FINAL BILL REPORT
This analysis was prepared by non-partisan legislative staff for the use of legislative members in their deliberations. This analysis is not a part of the legislation nor does it constitute a statement of legislative intent.
C 305 L 19
Synopsis as Enacted
Brief Description: Concerning wildfire prevention.
Sponsors: House Committee on Appropriations (originally sponsored by Representatives Kretz, Blake and Shea).
House Committee on Rural Development, Agriculture, & Natural Resources
House Committee on Appropriations
Senate Committee on Agriculture, Water, Natural Resources & Parks
Senate Committee on Ways & Means
The Department of Natural Resources (DNR) manages a number of different categories of land, each for a specific purpose and under different management requirements. This includes approximately 3 million acres of federally granted lands and state forestlands, which the DNR manages to support common schools, counties, and other public institutions.

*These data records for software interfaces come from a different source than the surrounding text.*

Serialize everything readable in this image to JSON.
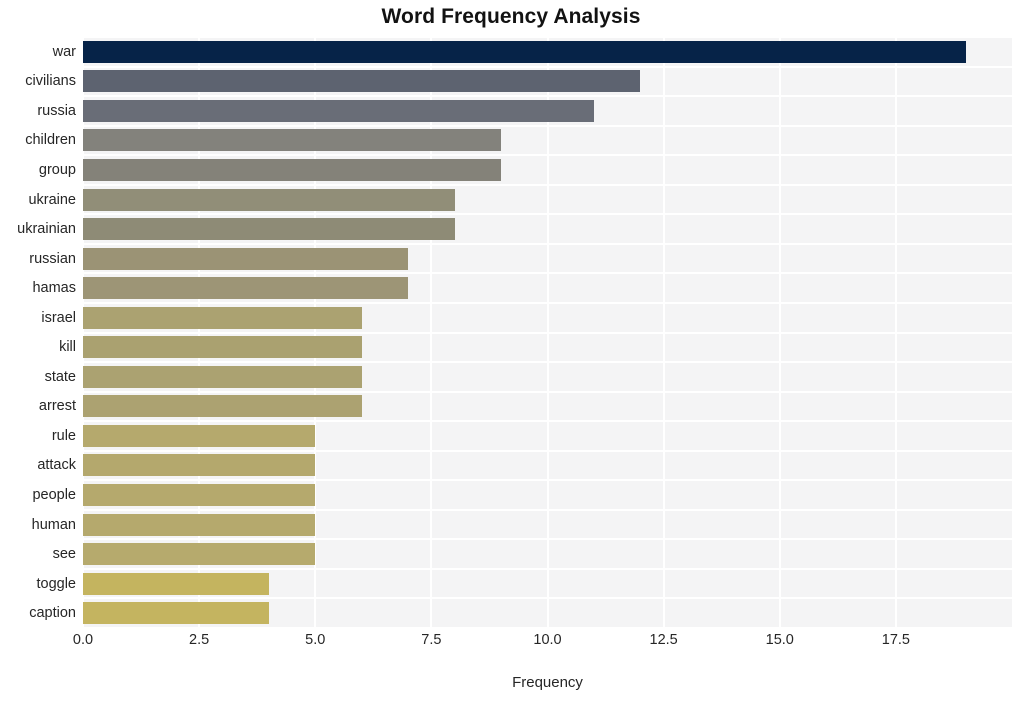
{
  "chart_data": {
    "type": "bar",
    "orientation": "horizontal",
    "title": "Word Frequency Analysis",
    "xlabel": "Frequency",
    "ylabel": "",
    "xlim": [
      0,
      20
    ],
    "ylim": [
      0,
      20
    ],
    "grid": true,
    "legend": null,
    "xticks": [
      "0.0",
      "2.5",
      "5.0",
      "7.5",
      "10.0",
      "12.5",
      "15.0",
      "17.5"
    ],
    "xtick_values": [
      0.0,
      2.5,
      5.0,
      7.5,
      10.0,
      12.5,
      15.0,
      17.5
    ],
    "categories": [
      "war",
      "civilians",
      "russia",
      "children",
      "group",
      "ukraine",
      "ukrainian",
      "russian",
      "hamas",
      "israel",
      "kill",
      "state",
      "arrest",
      "rule",
      "attack",
      "people",
      "human",
      "see",
      "toggle",
      "caption"
    ],
    "values": [
      19,
      12,
      11,
      9,
      9,
      8,
      8,
      7,
      7,
      6,
      6,
      6,
      6,
      5,
      5,
      5,
      5,
      5,
      4,
      4
    ],
    "colors": [
      "#062348",
      "#5d6370",
      "#696d77",
      "#83827c",
      "#848279",
      "#918e78",
      "#8e8b76",
      "#9b9375",
      "#9d9576",
      "#aba271",
      "#aaa170",
      "#aba271",
      "#aca271",
      "#b5a96d",
      "#b4a86d",
      "#b5a96d",
      "#b5a96d",
      "#b6aa6d",
      "#c4b45f",
      "#c4b460"
    ],
    "plot_background": "#f4f4f5",
    "gridline_color": "#ffffff"
  }
}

The DNR has the direct charge and responsibility over all matters pertaining to forest fire services in the state. The forest fire-related duties of the DNR include enforcing all forest fire-related laws, investigating the cause of forest fires, and directing all fire suppression efforts on DNR-protected lands.
The DNR, the Department of Ecology (Ecology), and certain political subdivisions such as counties, conservation districts, fire protection authorities, and local air authorities, may issue permits under the state Clean Air Act for a variety of outdoor burning activities in their respective jurisdictions. Outdoor burning includes agricultural burning, the burning of organic yard or gardening waste, and silvicultural burning. Outdoor burn permits may not be issued during a period of impaired air quality declared by Ecology or a local air authority.
The DNR is responsible for issuing and regulating permits for certain burning activities on lands under the DNR's fire protection authority to: (1) abate and prevent fire hazards; (2) facilitate forest firefighting instruction; and (3) enable burning operations to improve fire-dependent ecosystems and otherwise improve the forestlands of the state. In addition, outdoor burning may be allowed for managing storm or flood-related debris.
The DNR maintains and implements the Smoke Management Plan to regulate prescribed burning on DNR-protected lands, and to meet requirements of the state Clean Air Act. Prescribed burning is the controlled application of fire to wildland fuels under specific environmental conditions, which allows the fire to be confined to a predetermined area, and at the same time to produce the fire line intensity and rate of spread required to attain planned management objectives.
Forest Health Treatments.
The Department of Natural Resources (DNR) is directed to prioritize, to the maximum extent practicable, forest health treatments that are strategically planned to serve the dual benefits of forest health maximization while providing geographically planned tools for wildfire response.
The DNR is required to attempt to locate and design forest health treatments in such a way as to provide wildfire personnel with strategically located treated areas to assist with managing fire response.
The DNR is required, in the context of its wildfire response obligations, to be familiar with areas where forest health treatments were undertaken on state, private, and federal land; public general transportation roads and public and private logging roads; bodies of water; and other features on the landscape relevant in planning a fire response.
The DNR is required to include the geographic features described above on a Geographic Information System for use by fire response personnel.
Outdoor burning that reduces the risk of wildfire, or that is normal, necessary, and customary to ongoing silvicultural activities consistent with authorized silvicultural burning, is allowed within urban growth areas, subject to certain conditions. Before the DNR may issue a burn permit within the urban growth area for any burn that exceeds 100 tons of material, the DNR must consult with the Department of Ecology (Ecology) and condition the issuance and use of such a permit to comply with air quality standards established by Ecology.
The purposes for which the DNR may issue a burning permit include the reduction or prevention of a forest fire hazard, and performing any silvicultural operations related to improving forest health and resiliency, decreasing forest insect or disease susceptibility, maintaining or restoring native vegetation, or otherwise enhancing resiliency to fire.
The DNR is authorized to issue burning permits for lands not protected by the DNR where the burning permit is issued for the purpose of reducing the risk of wildfire. On such lands, the DNR may enter into cooperative agreements with local fire protection agencies to issue burning permits for reducing wildfire risk within the urban growth area.
The Smoke Management Plan issued by the DNR must recognize variations in silvicultural burning including improving forest health and resiliency, decreasing forest insect or disease susceptibility, maintaining or restoring native vegetation, or otherwise enhancing resiliency to fire.
Votes on Final Passage:
July 28, 2019